Layer 4 proxy configuration example.

Layer 7 (HTTPS) Proxy

Layer 7 proxying inspects the actual content of the data coming through the proxy. Therefore, SSL termination takes place at the proxy, so you can now manipulate the data coming through and take specific actions. Since each of the HTTPS services exposes a path (/webapp for authentication and Web Platform applications, /osmc for REST API), you can treat the incoming data as a single flow (a single frontend), and have the proxy send the request to the respective backend based on the path of the request.

Please note that the diagram below depicts a hybrid layer 7 configuration.

Layer 7 proxy configuration example.

There are 2 classes of proxies/load balancers: hardware (such as F5 Big-IP, Cirtix NetScaler) which is external to the application instance; and software (such as nGinx, HAProxy) which can be run externally (on a dedicated instance) or on the same instance as the application.

Proxy configuration

This section provides an outline and examples of how to deploy both Layer 4 (TCP) and Layer 7 Hybrid (HTTPS) proxies for nGinx and HAProxy. The Layer 7 configuration is a hybrid configuration in that it also includes Layer 4 proxying for the modeling tool client data stream and FlexNet server.
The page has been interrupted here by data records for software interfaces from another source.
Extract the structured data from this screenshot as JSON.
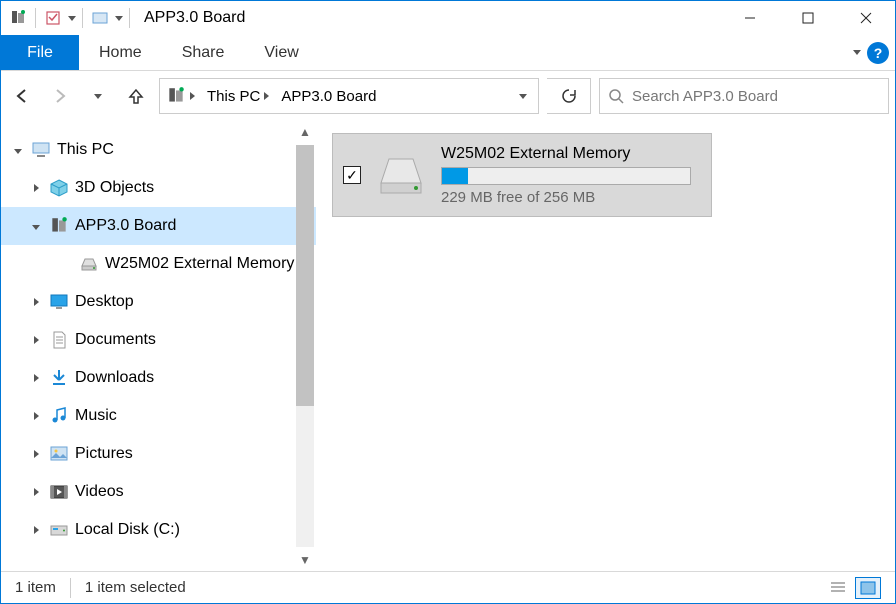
{
  "titlebar": {
    "title": "APP3.0 Board"
  },
  "ribbon": {
    "file": "File",
    "tabs": [
      "Home",
      "Share",
      "View"
    ]
  },
  "breadcrumb": {
    "segments": [
      "This PC",
      "APP3.0 Board"
    ]
  },
  "search": {
    "placeholder": "Search APP3.0 Board"
  },
  "tree": {
    "root": "This PC",
    "items": [
      {
        "label": "3D Objects"
      },
      {
        "label": "APP3.0 Board",
        "selected": true,
        "expanded": true,
        "children": [
          {
            "label": "W25M02 External Memory"
          }
        ]
      },
      {
        "label": "Desktop"
      },
      {
        "label": "Documents"
      },
      {
        "label": "Downloads"
      },
      {
        "label": "Music"
      },
      {
        "label": "Pictures"
      },
      {
        "label": "Videos"
      },
      {
        "label": "Local Disk (C:)"
      }
    ]
  },
  "content": {
    "drive": {
      "name": "W25M02 External Memory",
      "status": "229 MB free of 256 MB",
      "used_fraction": 0.105,
      "checked": true
    }
  },
  "statusbar": {
    "count": "1 item",
    "selected": "1 item selected"
  }
}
Prepackaged configuration scripts and template files are provided here to generate the basic configuration files.

Teamwork Cloud is initially deployed with a local IP address. This will become the IP address for the Web Application Platform frontend. Keep in mind that the native ports (8443, 8111, client↔Teamwork Cloud port, and the cameo vendor daemon for FlexNet) bind to all interfaces.

The example configuration packages use four IP addresses - (WebApp), (REST), (client↔Teamwork Cloud), and (FlexNet). These are the most basic configurations that allow the system to operate. You may add features or change behaviors by modifying these files.

Note that to simplify all of the aspects of certificates, you should either use a wildcard certificate or one that contains SANs for all of the public FQDNs and/or IP addresses.

In a Layer 7 Hybrid HTTPS proxy, SSL termination occurs at the proxy. A PEM-encoded file containing the private key and certificates is needed for the server, including the full certificate chain.